#### [Assignment]
Using the listing below, extract each line that has the word "split" in it.

#### [Extracted information]

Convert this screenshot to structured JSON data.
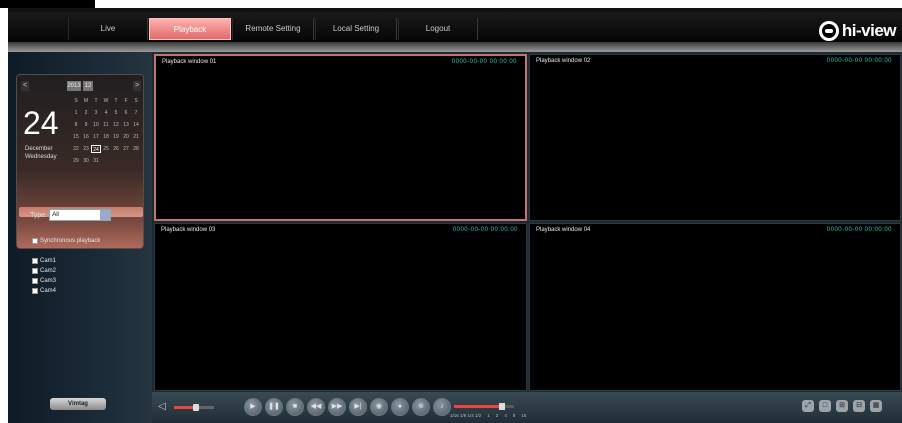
{
  "nav": {
    "tabs": [
      {
        "label": "Live"
      },
      {
        "label": "Playback"
      },
      {
        "label": "Remote Setting"
      },
      {
        "label": "Local Setting"
      },
      {
        "label": "Logout"
      }
    ],
    "active_tab": "Playback",
    "logo_text": "hi-view"
  },
  "calendar": {
    "prev_label": "<",
    "next_label": ">",
    "month_buttons": [
      "2013",
      "12"
    ],
    "day": "24",
    "month_text": "December",
    "year_text": "Wednesday",
    "weekdays": [
      "S",
      "M",
      "T",
      "W",
      "T",
      "F",
      "S"
    ],
    "dates": [
      "1",
      "2",
      "3",
      "4",
      "5",
      "6",
      "7",
      "8",
      "9",
      "10",
      "11",
      "12",
      "13",
      "14",
      "15",
      "16",
      "17",
      "18",
      "19",
      "20",
      "21",
      "22",
      "23",
      "24",
      "25",
      "26",
      "27",
      "28",
      "29",
      "30",
      "31"
    ],
    "selected_date": "24"
  },
  "filters": {
    "type_label": "Type",
    "type_value": "All",
    "sync_label": "Synchronous playback",
    "channels": [
      "Cam1",
      "Cam2",
      "Cam3",
      "Cam4"
    ]
  },
  "panes": [
    {
      "title": "Playback window 01",
      "time": "0000-00-00 00:00:00"
    },
    {
      "title": "Playback window 02",
      "time": "0000-00-00 00:00:00"
    },
    {
      "title": "Playback window 03",
      "time": "0000-00-00 00:00:00"
    },
    {
      "title": "Playback window 04",
      "time": "0000-00-00 00:00:00"
    }
  ],
  "brand": {
    "label": "Vimtag"
  },
  "toolbar": {
    "speaker_icon": "speaker-icon",
    "volume_level": 0.55,
    "controls": [
      "play",
      "pause",
      "stop",
      "slow",
      "fast",
      "step",
      "capture",
      "record",
      "zoom",
      "sound"
    ],
    "progress_level": 0.8,
    "speed_labels": [
      "1/16 1/8 1/4 1/2",
      "1",
      "2",
      "4",
      "8",
      "16"
    ],
    "right_icons": [
      "fullscreen-icon",
      "split-1-icon",
      "split-4-icon",
      "split-9-icon",
      "split-16-icon"
    ]
  },
  "colors": {
    "active_tab": "#e06a6a",
    "timestamp": "#33c8b0",
    "active_pane_border": "#c87070"
  }
}
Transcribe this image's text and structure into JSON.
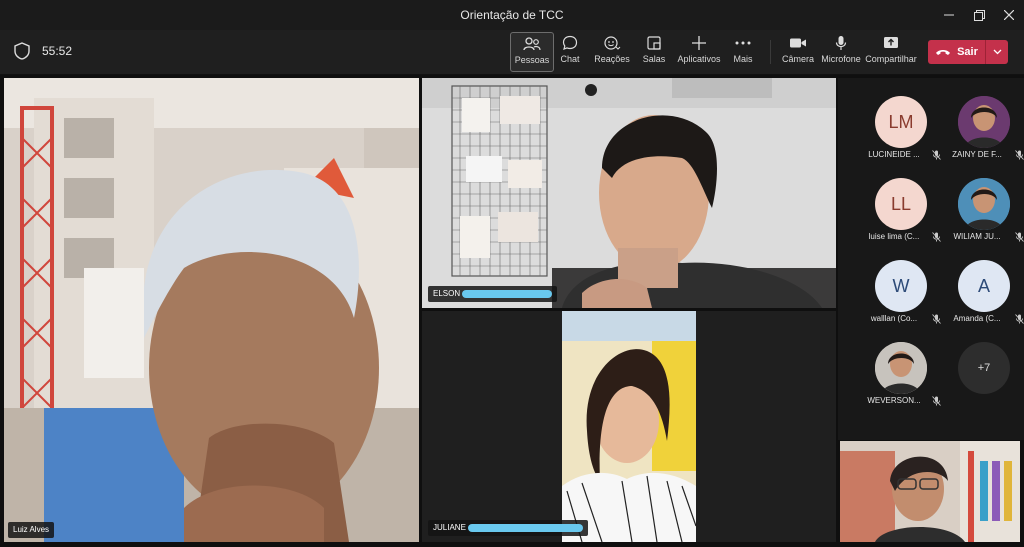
{
  "window": {
    "title": "Orientação de TCC"
  },
  "toolbar": {
    "timer": "55:52",
    "buttons": {
      "pessoas": "Pessoas",
      "chat": "Chat",
      "reacoes": "Reações",
      "salas": "Salas",
      "aplicativos": "Aplicativos",
      "mais": "Mais",
      "camera": "Câmera",
      "microfone": "Microfone",
      "compartilhar": "Compartilhar"
    },
    "leave": "Sair"
  },
  "tiles": {
    "luiz": "Luiz Alves",
    "elson": "ELSON",
    "juliana": "JULIANE"
  },
  "roster": [
    {
      "initials": "LM",
      "name": "LUCINEIDE ...",
      "avatar_bg": "#f4d7cf",
      "avatar_fg": "#8a3b2e"
    },
    {
      "initials": "",
      "name": "ZAINY DE F...",
      "avatar_bg": "#6b3a6f",
      "avatar_fg": "#ffffff"
    },
    {
      "initials": "LL",
      "name": "luise lima (C...",
      "avatar_bg": "#f4d7cf",
      "avatar_fg": "#8a3b2e"
    },
    {
      "initials": "",
      "name": "WILIAM JU...",
      "avatar_bg": "#4e8fb8",
      "avatar_fg": "#ffffff"
    },
    {
      "initials": "W",
      "name": "walllan (Co...",
      "avatar_bg": "#dfe7f3",
      "avatar_fg": "#2d4b78"
    },
    {
      "initials": "A",
      "name": "Amanda (C...",
      "avatar_bg": "#dfe7f3",
      "avatar_fg": "#2d4b78"
    },
    {
      "initials": "",
      "name": "WEVERSON...",
      "avatar_bg": "#c7c3bd",
      "avatar_fg": "#ffffff"
    },
    {
      "initials": "+7",
      "name": "",
      "avatar_bg": "#2d2d2d",
      "avatar_fg": "#dddddd"
    }
  ],
  "colors": {
    "leave": "#c4314b",
    "accent": "#69c8ee"
  }
}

#### [Exercise solution]
      "split-1-icon",
      "split-4-icon",
      "split-9-icon",
      "split-16-icon"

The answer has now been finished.